Revealed: the civil service departments with the biggest gender pay gaps

CSW digs into this year's civil service people statistics to see which organisations have the biggest gaps in hourly earnings for women and men, and how gender pay gaps have changed over time
Photo: Alicja/Pixabay

 

This week's publication of the annual civil service people statistics showed the median pay gap – the difference in average hourly pay of men and women in the civil service – has widened for the first time in six years. Here CSW digs down into some of the data to show which departments have reported the biggest discrepancies in pay, and which have managed – and failed – to shrink their gender pay gaps over the last few years.

 

Which central government departments had the biggest gender pay gaps in 2022?

The civil service people statistics tally up gender-gap figures across more than 100 organisations, including core departments, agencies and regulators, as well as giving totals for departmental groups. Of the 16 central government departments – including their agencies – the Treasury had the biggest pay gap, at 17.1%. Its total includes figures for the Government Actuary's Department and NS&I. Across the Cabinet Office and its agencies, the figure was 16.6%, while there was a 12.6% gender pay gap at HM Revenue and Customs.

The Ministry of Justice and Department for Transport also had gender pay gaps of more than 10%, but the Department for Work and Pensions had none at all.

But when departments' respective agencies are removed from the calculations, the balance changes.  The Cabinet Office now takes pole position, with a 19% gender pay gap, leapfrogging the Treasury at 18%.

How have the central government departments' gender pay gaps changed over time?

While the Treasury has remained close to the top of the rankings over the last 14 years, statistical releases dating back to 2008 show there have been some changes. Notably, the Cabinet Office has climbed the board while others, such as HM Revenue and Customs and the Ministry of Defence, have managed to shrink their gender pay gaps and have ended up further down the table.
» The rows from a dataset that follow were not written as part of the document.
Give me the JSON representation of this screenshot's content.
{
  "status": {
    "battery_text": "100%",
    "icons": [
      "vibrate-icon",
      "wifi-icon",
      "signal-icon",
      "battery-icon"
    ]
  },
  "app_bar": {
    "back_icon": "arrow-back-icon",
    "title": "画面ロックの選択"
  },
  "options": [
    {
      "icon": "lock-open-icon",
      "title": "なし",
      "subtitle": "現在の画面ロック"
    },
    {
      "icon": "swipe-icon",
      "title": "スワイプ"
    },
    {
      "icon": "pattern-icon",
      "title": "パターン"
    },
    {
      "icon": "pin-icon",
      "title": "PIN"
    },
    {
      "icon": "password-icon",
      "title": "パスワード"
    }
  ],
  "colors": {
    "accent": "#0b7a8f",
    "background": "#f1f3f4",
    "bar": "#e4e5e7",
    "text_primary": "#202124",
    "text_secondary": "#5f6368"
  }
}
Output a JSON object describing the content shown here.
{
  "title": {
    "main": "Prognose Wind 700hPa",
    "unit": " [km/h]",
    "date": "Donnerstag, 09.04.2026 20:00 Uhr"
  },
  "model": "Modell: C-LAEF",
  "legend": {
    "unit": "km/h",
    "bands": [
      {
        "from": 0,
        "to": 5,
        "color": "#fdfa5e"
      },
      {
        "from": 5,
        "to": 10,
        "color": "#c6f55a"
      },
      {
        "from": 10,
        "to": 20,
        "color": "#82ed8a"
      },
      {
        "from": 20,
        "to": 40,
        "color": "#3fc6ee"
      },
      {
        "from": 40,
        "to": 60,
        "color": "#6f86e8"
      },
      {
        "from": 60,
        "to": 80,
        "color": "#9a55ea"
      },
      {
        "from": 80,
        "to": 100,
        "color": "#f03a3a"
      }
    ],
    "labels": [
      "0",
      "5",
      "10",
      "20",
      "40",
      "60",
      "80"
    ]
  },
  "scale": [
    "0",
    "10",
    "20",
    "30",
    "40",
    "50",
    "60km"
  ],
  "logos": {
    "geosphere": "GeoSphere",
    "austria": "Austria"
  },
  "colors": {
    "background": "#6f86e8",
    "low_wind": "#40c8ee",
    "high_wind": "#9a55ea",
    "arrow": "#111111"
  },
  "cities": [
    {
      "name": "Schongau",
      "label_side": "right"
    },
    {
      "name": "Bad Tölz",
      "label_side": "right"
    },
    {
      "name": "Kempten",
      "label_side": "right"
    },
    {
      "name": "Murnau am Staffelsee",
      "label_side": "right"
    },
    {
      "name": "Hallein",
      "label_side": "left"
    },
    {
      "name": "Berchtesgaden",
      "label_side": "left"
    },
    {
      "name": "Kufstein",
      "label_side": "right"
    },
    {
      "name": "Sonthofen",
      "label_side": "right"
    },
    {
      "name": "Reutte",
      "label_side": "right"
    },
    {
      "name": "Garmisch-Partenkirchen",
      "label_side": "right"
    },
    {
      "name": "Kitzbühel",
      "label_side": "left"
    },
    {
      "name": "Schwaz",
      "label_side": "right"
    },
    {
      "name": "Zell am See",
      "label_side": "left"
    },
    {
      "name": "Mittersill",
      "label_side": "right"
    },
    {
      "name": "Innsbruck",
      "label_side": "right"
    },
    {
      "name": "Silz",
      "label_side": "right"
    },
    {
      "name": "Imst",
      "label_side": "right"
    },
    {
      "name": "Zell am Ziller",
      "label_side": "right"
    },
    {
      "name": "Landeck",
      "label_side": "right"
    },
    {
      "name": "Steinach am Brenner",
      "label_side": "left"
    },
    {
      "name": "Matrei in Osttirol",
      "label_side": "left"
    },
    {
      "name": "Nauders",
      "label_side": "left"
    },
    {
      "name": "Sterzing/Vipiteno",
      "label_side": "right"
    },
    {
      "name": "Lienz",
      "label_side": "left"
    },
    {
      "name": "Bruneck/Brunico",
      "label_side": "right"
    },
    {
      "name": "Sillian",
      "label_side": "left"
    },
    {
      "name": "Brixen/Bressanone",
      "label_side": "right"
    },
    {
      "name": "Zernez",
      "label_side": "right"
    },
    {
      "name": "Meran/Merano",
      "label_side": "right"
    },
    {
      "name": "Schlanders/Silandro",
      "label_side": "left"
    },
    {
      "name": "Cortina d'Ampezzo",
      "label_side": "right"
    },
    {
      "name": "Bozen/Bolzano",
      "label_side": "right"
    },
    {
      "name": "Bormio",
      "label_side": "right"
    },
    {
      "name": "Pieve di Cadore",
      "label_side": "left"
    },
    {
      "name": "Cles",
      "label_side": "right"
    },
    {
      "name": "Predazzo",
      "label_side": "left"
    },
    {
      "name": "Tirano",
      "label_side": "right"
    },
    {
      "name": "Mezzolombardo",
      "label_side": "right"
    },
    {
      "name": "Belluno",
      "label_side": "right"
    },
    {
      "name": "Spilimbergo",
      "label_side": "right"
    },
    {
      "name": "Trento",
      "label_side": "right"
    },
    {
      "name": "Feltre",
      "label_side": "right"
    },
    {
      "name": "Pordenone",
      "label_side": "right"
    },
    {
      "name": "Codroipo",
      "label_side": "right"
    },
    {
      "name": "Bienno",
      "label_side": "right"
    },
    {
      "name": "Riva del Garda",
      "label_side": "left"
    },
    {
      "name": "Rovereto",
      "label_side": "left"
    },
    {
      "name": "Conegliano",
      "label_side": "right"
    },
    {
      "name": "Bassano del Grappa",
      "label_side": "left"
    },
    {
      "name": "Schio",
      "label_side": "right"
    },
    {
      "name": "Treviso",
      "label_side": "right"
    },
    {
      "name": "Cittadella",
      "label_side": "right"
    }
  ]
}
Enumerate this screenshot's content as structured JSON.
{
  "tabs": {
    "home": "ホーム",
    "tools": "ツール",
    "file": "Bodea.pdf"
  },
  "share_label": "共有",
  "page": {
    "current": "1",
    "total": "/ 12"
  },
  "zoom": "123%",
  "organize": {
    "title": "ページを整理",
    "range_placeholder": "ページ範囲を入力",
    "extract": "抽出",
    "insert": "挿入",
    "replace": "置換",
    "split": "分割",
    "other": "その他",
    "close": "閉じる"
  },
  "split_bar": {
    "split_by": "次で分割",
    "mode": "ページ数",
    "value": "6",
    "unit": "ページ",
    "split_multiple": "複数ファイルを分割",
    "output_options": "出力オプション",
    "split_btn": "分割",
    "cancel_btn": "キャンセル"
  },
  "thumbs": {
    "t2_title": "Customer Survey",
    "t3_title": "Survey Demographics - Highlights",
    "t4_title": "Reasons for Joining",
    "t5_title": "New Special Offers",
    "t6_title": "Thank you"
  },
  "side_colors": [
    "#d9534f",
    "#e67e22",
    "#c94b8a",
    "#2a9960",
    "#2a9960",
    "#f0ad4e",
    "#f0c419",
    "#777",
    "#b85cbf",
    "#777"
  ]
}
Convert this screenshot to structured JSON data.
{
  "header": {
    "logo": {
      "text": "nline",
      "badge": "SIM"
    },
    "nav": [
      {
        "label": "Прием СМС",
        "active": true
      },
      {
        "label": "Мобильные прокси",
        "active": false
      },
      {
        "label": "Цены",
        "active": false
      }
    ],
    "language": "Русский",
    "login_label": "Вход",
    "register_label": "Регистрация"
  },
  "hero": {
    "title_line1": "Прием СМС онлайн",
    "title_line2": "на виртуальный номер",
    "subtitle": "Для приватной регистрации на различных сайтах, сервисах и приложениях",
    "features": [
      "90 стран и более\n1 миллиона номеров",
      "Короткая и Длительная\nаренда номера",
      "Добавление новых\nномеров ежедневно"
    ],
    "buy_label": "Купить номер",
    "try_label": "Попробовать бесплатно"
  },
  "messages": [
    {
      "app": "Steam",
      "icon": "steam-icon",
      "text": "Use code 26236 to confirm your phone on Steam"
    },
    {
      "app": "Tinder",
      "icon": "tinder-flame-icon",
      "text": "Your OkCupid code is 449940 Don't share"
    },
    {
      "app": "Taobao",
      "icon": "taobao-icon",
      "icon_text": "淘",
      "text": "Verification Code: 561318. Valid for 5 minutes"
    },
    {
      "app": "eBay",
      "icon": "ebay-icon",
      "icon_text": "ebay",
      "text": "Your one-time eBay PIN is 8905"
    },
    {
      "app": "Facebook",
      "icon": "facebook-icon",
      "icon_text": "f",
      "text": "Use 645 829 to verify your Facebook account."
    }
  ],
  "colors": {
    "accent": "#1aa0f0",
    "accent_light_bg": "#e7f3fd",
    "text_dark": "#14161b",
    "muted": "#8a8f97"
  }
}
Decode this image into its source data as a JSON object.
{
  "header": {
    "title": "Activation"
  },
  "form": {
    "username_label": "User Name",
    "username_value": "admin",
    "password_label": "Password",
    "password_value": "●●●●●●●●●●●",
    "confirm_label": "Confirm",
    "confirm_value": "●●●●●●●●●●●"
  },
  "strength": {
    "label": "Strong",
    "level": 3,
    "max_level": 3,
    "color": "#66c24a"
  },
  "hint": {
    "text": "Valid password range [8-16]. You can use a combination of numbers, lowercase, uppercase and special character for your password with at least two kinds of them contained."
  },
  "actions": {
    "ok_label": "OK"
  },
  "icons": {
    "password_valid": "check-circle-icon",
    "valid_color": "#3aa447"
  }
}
DfE data includes 2008 data on its predecessor department the Department for Children, Schools and Families. MHCLG, DHSC and DCMS data includes their predecessor departments DCLG, DH and DCMS (sans digital).

At a glance: which civil service organisations had the biggest gender pay gaps overall this year?

 

Overall, the Health and Safety Executive had the biggest gender pay gap of any organisation, at 23.1%. The Scotland Office followed, with 21.6%, and UK Export Finance, with an 18.3% gap.

Figures for smaller departments and agencies are more volatile than for bigger departments, as small changes in staffing – even individual appointments, in some cases – can swing the balance from year to year. The Scotland Office had around 135 staff, who are employed by the Scottish Government or Ministry of Justice, in March while UKEF had 492. HSE, by contrast, had 2,557 staff.

There were also some negative pay gaps this year. At the Food Standards Agency, average hourly pay was 21.2% higher for women than for men, primarily because there are many more men – mostly meat inspectors – in jobs at the lower end of the pay scale. The National Archives had a smaller negative gender pay gap, at -3.7%, as did Ofsted, at -1.1%.

 

 

 

 

 

 

 

 

Below you can see the median gender pay gaps for each civil service organisation that reported results in 2022:

Responding to this year's figures, a government spokesperson told CSW: “The median civil service gender pay gap has continued to fall across most government departments. “We know there is more work to be done and we are committed to ensuring all civil servants are treated fairly, regardless of gender, ethnicity or any other personal characteristic.”

Read more about this year's civil service people statistics, including what departments had to say about their pay gaps, here.

Read the most recent articles written by Beckie Smith - Rees-Mogg targets flexitime in latest critique of civil service working arrangements

Categories

HR
Share this page